Ripples on a lake

A big part of leading teams is identifying issues to address and opportunities to exploit. The bigger the team, the harder it is to sense trends that need attention. Your job is to help ferret out the signal from the noise—like a human high-pass filter1.

It’s tempting to jump in at the first sign of difficulty—this can send you around the bend as you chase an increasing number of tails. It can also lead to intervention bias.

The trick, instead, is to slow down and “debounce the signal”. Wait for input around a topic to collect, then take stock of your response.

Having a broad purview and taking the time to think means you can internalise things that others haven’t yet. Typically, the challenge isn’t whether something needs resolving but which of the many opportunities you should direct your constrained capacity towards.

Letting some time pass and banking a couple of nights of sleep can soften your view and reduce the effect of tilt. Working with trusted advisors in your team can also help establish perspective and modulate your response.

What happens when you slow down?

Sometimes, things resolve themselves. The team steps up and sorts things2. Internal or external factors change and obviate the issue.

Sometimes, new information comes to light that contradicts what you’ve previously heard. Follow-up conflicting information is particularly prevalent with interpersonal issues within teams. Welcome to the Rashomon Effect. Regardless, you need more information to establish what is happening.

Sometimes, you don’t hear anything more on a topic. Given a large enough team, this scenario is pretty standard. The risk here, of course, is that low-frequency issues can still have a high impact.

Sometimes, things are chronic and severe enough that they need more attention. It becomes evident that you need to do something.

Finally, some issues or opportunities are significant enough that you need to act immediately.

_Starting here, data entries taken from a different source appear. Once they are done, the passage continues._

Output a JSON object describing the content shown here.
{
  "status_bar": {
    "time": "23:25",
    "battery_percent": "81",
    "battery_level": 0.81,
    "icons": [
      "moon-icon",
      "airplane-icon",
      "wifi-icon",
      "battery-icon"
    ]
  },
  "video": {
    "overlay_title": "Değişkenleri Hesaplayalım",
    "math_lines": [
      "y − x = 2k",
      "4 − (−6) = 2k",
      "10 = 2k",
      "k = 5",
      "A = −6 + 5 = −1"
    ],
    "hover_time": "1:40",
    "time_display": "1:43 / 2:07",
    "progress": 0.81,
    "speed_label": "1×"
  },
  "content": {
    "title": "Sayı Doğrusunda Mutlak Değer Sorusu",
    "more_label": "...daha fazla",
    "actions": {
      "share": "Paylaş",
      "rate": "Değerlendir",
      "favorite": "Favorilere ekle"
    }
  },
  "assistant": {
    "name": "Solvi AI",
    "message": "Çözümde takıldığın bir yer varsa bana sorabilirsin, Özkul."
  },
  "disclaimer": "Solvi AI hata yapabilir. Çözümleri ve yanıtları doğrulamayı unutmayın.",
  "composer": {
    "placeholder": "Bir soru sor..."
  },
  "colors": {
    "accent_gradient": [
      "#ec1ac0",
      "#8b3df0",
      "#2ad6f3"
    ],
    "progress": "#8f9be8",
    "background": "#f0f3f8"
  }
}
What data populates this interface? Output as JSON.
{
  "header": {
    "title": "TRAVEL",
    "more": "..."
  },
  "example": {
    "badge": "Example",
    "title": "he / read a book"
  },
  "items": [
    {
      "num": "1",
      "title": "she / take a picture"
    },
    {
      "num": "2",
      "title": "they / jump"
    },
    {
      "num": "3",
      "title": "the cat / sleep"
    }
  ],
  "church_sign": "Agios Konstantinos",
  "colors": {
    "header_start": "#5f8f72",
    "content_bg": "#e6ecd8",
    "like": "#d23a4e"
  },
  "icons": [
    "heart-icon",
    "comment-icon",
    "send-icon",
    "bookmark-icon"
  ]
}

The art is in knowing when to act and when to wait.

  1. Or human shock absorber. ↩︎

  2. This is my favourite outcome. ↩︎